   For more information contact (your emergency preparedness specialist).

SEE THE NEED AND THEN PROCEED, TO BE PREPARED.

Understanding the Evils of Weevils

Saturday, May 13th, 2006

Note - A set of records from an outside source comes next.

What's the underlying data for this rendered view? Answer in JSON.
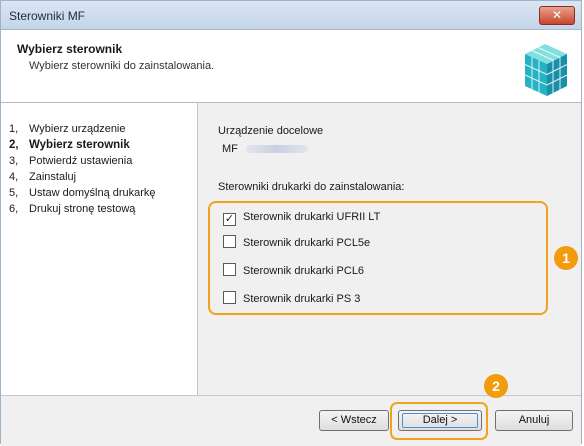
{
  "window": {
    "title": "Sterowniki MF",
    "close_label": "✕"
  },
  "header": {
    "title": "Wybierz sterownik",
    "subtitle": "Wybierz sterowniki do zainstalowania.",
    "logo_icon": "cube-stack-icon"
  },
  "steps": [
    {
      "num": "1,",
      "label": "Wybierz urządzenie",
      "active": false
    },
    {
      "num": "2,",
      "label": "Wybierz sterownik",
      "active": true
    },
    {
      "num": "3,",
      "label": "Potwierdź ustawienia",
      "active": false
    },
    {
      "num": "4,",
      "label": "Zainstaluj",
      "active": false
    },
    {
      "num": "5,",
      "label": "Ustaw domyślną drukarkę",
      "active": false
    },
    {
      "num": "6,",
      "label": "Drukuj stronę testową",
      "active": false
    }
  ],
  "content": {
    "target_label": "Urządzenie docelowe",
    "target_value": "MF",
    "drivers_label": "Sterowniki drukarki do zainstalowania:",
    "drivers": [
      {
        "label": "Sterownik drukarki UFRII LT",
        "checked": true
      },
      {
        "label": "Sterownik drukarki PCL5e",
        "checked": false
      },
      {
        "label": "Sterownik drukarki PCL6",
        "checked": false
      },
      {
        "label": "Sterownik drukarki PS 3",
        "checked": false
      }
    ]
  },
  "callouts": {
    "one": "1",
    "two": "2",
    "color": "#f29b0d"
  },
  "footer": {
    "back_label": "< Wstecz",
    "next_label": "Dalej >",
    "cancel_label": "Anuluj"
  }
}
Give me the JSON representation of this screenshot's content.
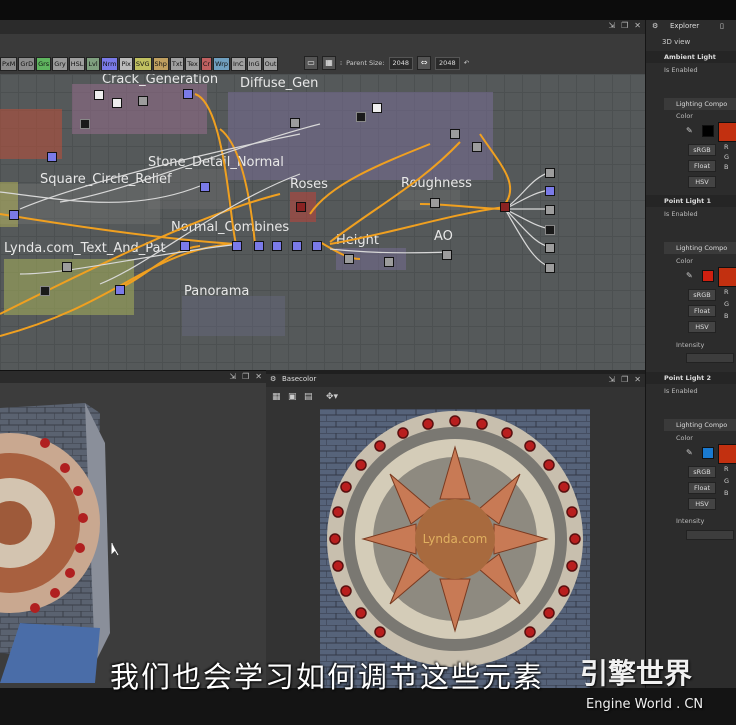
{
  "graph": {
    "filter_buttons": [
      {
        "label": "PxM",
        "color": "#8c8c8c"
      },
      {
        "label": "GrD",
        "color": "#8c8c8c"
      },
      {
        "label": "Grs",
        "color": "#5fb55f"
      },
      {
        "label": "Gry",
        "color": "#9a9a9a"
      },
      {
        "label": "HSL",
        "color": "#a0a0a0"
      },
      {
        "label": "Lvl",
        "color": "#7fa07f"
      },
      {
        "label": "Nrm",
        "color": "#7a7ae8"
      },
      {
        "label": "Pix",
        "color": "#bbbbbb"
      },
      {
        "label": "SVG",
        "color": "#c0c060"
      },
      {
        "label": "Shp",
        "color": "#c0a060"
      },
      {
        "label": "Txt",
        "color": "#a0a0a0"
      },
      {
        "label": "Tex",
        "color": "#a0a0a0"
      },
      {
        "label": "Cr",
        "color": "#c06060"
      },
      {
        "label": "Wrp",
        "color": "#70a0c0"
      },
      {
        "label": "InC",
        "color": "#a0a0a0"
      },
      {
        "label": "InG",
        "color": "#a0a0a0"
      },
      {
        "label": "Out",
        "color": "#a0a0a0"
      }
    ],
    "parent_size_label": "Parent Size:",
    "size_value_1": "2048",
    "size_value_2": "2048",
    "frames": [
      {
        "title": "Crack_Generation"
      },
      {
        "title": "Diffuse_Gen"
      },
      {
        "title": "Stone_Detail_Normal"
      },
      {
        "title": "Square_Circle_Relief"
      },
      {
        "title": "Roses"
      },
      {
        "title": "Roughness"
      },
      {
        "title": "Normal_Combines"
      },
      {
        "title": "Lynda.com_Text_And_Pat"
      },
      {
        "title": "Height"
      },
      {
        "title": "AO"
      },
      {
        "title": "Panorama"
      }
    ]
  },
  "views": {
    "basecolor_title": "Basecolor",
    "texture_text": "Lynda.com"
  },
  "explorer": {
    "tab_label": "Explorer",
    "view_label": "3D view",
    "sections": [
      {
        "title": "Ambient Light",
        "enabled": "Is Enabled"
      },
      {
        "title": "Lighting Compo",
        "color_label": "Color",
        "btns": [
          "sRGB",
          "Float",
          "HSV"
        ],
        "rgb": [
          "R",
          "G",
          "B"
        ],
        "swatch": "#000000",
        "bar": "#c23010"
      },
      {
        "title": "Point Light 1",
        "enabled": "Is Enabled"
      },
      {
        "title": "Lighting Compo",
        "color_label": "Color",
        "btns": [
          "sRGB",
          "Float",
          "HSV"
        ],
        "rgb": [
          "R",
          "G",
          "B"
        ],
        "swatch": "#d02010",
        "bar": "#c23010",
        "intensity": "Intensity"
      },
      {
        "title": "Point Light 2",
        "enabled": "Is Enabled"
      },
      {
        "title": "Lighting Compo",
        "color_label": "Color",
        "btns": [
          "sRGB",
          "Float",
          "HSV"
        ],
        "rgb": [
          "R",
          "G",
          "B"
        ],
        "swatch": "#1a7ad0",
        "bar": "#c23010",
        "intensity": "Intensity"
      }
    ]
  },
  "subtitle": "我们也会学习如何调节这些元素",
  "watermark": {
    "cn": "引擎世界",
    "en": "Engine World . CN"
  }
}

Emergency Preparedness – Understanding the Evils of Weevils
 

   “They are all over.  They must have come in somehow from outside,” said my mother to the installer. 
   “We’ll underlay your new cabinets with DDT and your kitchen will be weevil free forever,” he replied.
   DDT was not the answer.  Why?  Because microscopic insect eggs are in all grain products from the field and no amount of processing or refining can get them out.  With heat for incubation they hatch – in flour, mixes, pasta, even powdered milk products – and come from the inside of boxes out, not the outside in.
   Without life essentials of heat, moisture, or air kitchen critters can’t live.  A simple trick is to freeze any product susceptible to weevil for 3-4 consecutive days before putting it in inventory.  Either stock up in winter when you can leave products outside (the added weight in the car trunk will improve traction) or put them in your freezer to kill the insect eggs.  Otherwise, temperatures must be cool enough in storage rooms to stop incubation.  Dehydrated (very dry) foods and airless packaging will also stop weevil growth.
   Remember, insects are nine times more protein rich than beef.  If you get them, think of what you are eating as a bonus meal with grain fed additives.   Insure that everything is seasoned well – lots of pepper.
   For more information contact (your emergency preparedness specialist).
SEE THE NEED AND THEN PROCEED, TO BE PREPARED.

Think a Gallon of Gas is Expensive?

Saturday, May 13th, 2006

Emergency Preparedness – Think a Gallon of Gas is Expensive?

 

   A 16 oz. Diet Snapple costs $1.29, or $10.32 per gallon.  A 20 oz. Gatorade is $1.59, or $10.17 a gallon.  With the most “real fruit juice”, a 16 oz. Ocean Spray is only $1.25, or $10.00 a gallon.
   Get sick and you’re in real trouble.  A 1.5 oz. bottle of Scope is $.99, or $84.48 a gallon, Pepto Bismol (4 oz. at $3.85) is $123.20 per gallon, and Vick’s Nyquil (6 oz. for $8.35) is a whopping $178.13 a gallon.
    Doctors say most people become susceptible to sickness because they don’t drink enough water.
Evian Spring* Water at $1.49 for 9 ounces, costs only $21.19 per gallon, and no one knows its’ source.  (Did you know that EVIAN spelled backwards is NAÏVE?)  Is the drinking fountain that bad?
   Eat good food, stay healthy and drink lots of water – find your own tap, and you can afford gasoline.
*Do you think they call it spring water because it’s bottled only in March, April and May?
   For more information contact (your emergency preparedness specialist).

SEE THE NEED AND THEN PROCEED, TO BE PREPARED.

Anyone Need an Abacus?

Saturday, May 13th, 2006

Emergency Preparedness – Anyone Need an Abacus?

 

   Time was then memory was something you lost with age, an application was filled out for employment, a program was a TV show, a cursor used very bad language, a keyboard was on a piano, a web was a spider’s home, a virus caused the flu, a CD was a bank savings account, a hard drive was a grueling road trip, a mouse pad was where a mouse lived, and bits and bites had to do with horses and horseflies.
   Do you ever suffer from techno-overload?  With more information comes higher performance expectations.  Oh yes, a crash usually involved vehicles of some kind, not life in general when any of the previously mentioned computer components fail.  Is it any wonder people don’t like to cook during a techno-crisis when take-out, drive-up, or heat and serve (expensive) fast foods are so available?
   Take the time to gather just one recipe each week for a simple food that is easy to fix.  Learn to use raw foods in your recipes.  This simple preparation practice can cut your food budget markedly, and everyone knows raw foods have the most nutrition, cost the least, and keep you from eating expensive meals out.  Have you ever noticed that “fresh garden vegetables in season” in fancy restaurant meals are ALWAYS green zucchini and/or yellow squash?  Know why?  Because they are cheapest and easiest to fix.
    For more information, contact (your emergency preparedness specialist).
SEE THE NEED AND THEN PROCEED, TO BE PREPARED.